*WORK REQUEST*
Could you retype the entries exactly as they are?

══════

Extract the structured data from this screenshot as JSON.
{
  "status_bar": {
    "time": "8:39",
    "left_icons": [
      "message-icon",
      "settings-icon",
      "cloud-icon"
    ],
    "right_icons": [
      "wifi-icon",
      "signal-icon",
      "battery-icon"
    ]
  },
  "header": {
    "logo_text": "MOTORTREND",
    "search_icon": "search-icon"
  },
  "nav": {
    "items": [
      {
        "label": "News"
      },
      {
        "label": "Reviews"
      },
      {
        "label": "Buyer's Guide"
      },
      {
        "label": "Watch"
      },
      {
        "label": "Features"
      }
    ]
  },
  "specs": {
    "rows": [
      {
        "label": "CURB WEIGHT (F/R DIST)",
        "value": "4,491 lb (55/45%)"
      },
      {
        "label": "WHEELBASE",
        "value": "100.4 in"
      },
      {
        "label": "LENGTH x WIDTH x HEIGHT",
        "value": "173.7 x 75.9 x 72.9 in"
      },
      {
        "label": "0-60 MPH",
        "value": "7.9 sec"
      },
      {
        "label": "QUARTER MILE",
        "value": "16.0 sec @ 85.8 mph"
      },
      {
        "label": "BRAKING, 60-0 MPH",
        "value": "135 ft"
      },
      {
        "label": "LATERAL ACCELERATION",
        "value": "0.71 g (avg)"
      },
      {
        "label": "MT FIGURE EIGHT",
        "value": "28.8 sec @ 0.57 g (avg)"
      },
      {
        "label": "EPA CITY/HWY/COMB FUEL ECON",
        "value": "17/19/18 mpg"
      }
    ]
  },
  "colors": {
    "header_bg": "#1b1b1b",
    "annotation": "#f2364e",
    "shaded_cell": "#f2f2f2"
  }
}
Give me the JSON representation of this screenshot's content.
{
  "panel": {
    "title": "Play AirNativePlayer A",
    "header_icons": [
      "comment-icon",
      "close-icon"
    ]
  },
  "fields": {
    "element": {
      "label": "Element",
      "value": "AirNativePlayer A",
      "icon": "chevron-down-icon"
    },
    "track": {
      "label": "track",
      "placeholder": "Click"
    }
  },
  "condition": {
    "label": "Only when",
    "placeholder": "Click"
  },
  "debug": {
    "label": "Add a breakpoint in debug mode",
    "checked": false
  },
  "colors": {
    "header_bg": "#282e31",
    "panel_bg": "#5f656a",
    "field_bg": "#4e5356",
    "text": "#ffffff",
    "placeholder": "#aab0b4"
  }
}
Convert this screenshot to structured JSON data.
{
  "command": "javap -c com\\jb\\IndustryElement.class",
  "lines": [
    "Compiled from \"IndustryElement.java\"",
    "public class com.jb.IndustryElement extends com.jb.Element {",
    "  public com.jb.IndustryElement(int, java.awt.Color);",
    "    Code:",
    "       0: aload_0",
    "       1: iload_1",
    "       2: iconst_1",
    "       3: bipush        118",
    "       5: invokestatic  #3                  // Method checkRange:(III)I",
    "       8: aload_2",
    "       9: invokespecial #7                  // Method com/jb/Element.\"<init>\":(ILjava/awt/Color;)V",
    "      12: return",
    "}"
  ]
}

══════

*TASK ANSWER*
Extract the structured data from this screenshot as JSON.
{
  "status_bar": {
    "time": "8:39",
    "left_icons": [
      "message-icon",
      "settings-icon",
      "cloud-icon"
    ],
    "right_icons": [
      "wifi-icon",
      "signal-icon",
      "battery-icon"
    ]
  },
  "header": {
    "logo_text": "MOTORTREND",
    "search_icon": "search-icon"
  },
  "nav": {
    "items": [
      {
        "label": "News"
      },
      {
        "label": "Reviews"
      },
      {
        "label": "Buyer's Guide"
      },
      {
        "label": "Watch"
      },
      {
        "label": "Features"
      }
    ]
  },
  "specs": {
    "rows": [
      {
        "label": "CURB WEIGHT (F/R DIST)",
        "value": "4,491 lb (55/45%)"
      },
      {
        "label": "WHEELBASE",
        "value": "100.4 in"
      },
      {
        "label": "LENGTH x WIDTH x HEIGHT",
        "value": "173.7 x 75.9 x 72.9 in"
      },
      {
        "label": "0-60 MPH",
        "value": "7.9 sec"
      },
      {
        "label": "QUARTER MILE",
        "value": "16.0 sec @ 85.8 mph"
      },
      {
        "label": "BRAKING, 60-0 MPH",
        "value": "135 ft"
      },
      {
        "label": "LATERAL ACCELERATION",
        "value": "0.71 g (avg)"
      },
      {
        "label": "MT FIGURE EIGHT",
        "value": "28.8 sec @ 0.57 g (avg)"
      },
      {
        "label": "EPA CITY/HWY/COMB FUEL ECON",
        "value": "17/19/18 mpg"
      }
    ]
  },
  "colors": {
    "header_bg": "#1b1b1b",
    "annotation": "#f2364e",
    "shaded_cell": "#f2f2f2"
  }
}
Give me the JSON representation of this screenshot's content.
{
  "panel": {
    "title": "Play AirNativePlayer A",
    "header_icons": [
      "comment-icon",
      "close-icon"
    ]
  },
  "fields": {
    "element": {
      "label": "Element",
      "value": "AirNativePlayer A",
      "icon": "chevron-down-icon"
    },
    "track": {
      "label": "track",
      "placeholder": "Click"
    }
  },
  "condition": {
    "label": "Only when",
    "placeholder": "Click"
  },
  "debug": {
    "label": "Add a breakpoint in debug mode",
    "checked": false
  },
  "colors": {
    "header_bg": "#282e31",
    "panel_bg": "#5f656a",
    "field_bg": "#4e5356",
    "text": "#ffffff",
    "placeholder": "#aab0b4"
  }
}
Convert this screenshot to structured JSON data.
{
  "command": "javap -c com\\jb\\IndustryElement.class",
  "lines": [
    "Compiled from \"IndustryElement.java\"",
    "public class com.jb.IndustryElement extends com.jb.Element {",
    "  public com.jb.IndustryElement(int, java.awt.Color);",
    "    Code:",
    "       0: aload_0",
    "       1: iload_1",
    "       2: iconst_1",
    "       3: bipush        118",
    "       5: invokestatic  #3                  // Method checkRange:(III)I",
    "       8: aload_2",
    "       9: invokespecial #7                  // Method com/jb/Element.\"<init>\":(ILjava/awt/Color;)V",
    "      12: return",
    "}"
  ]
}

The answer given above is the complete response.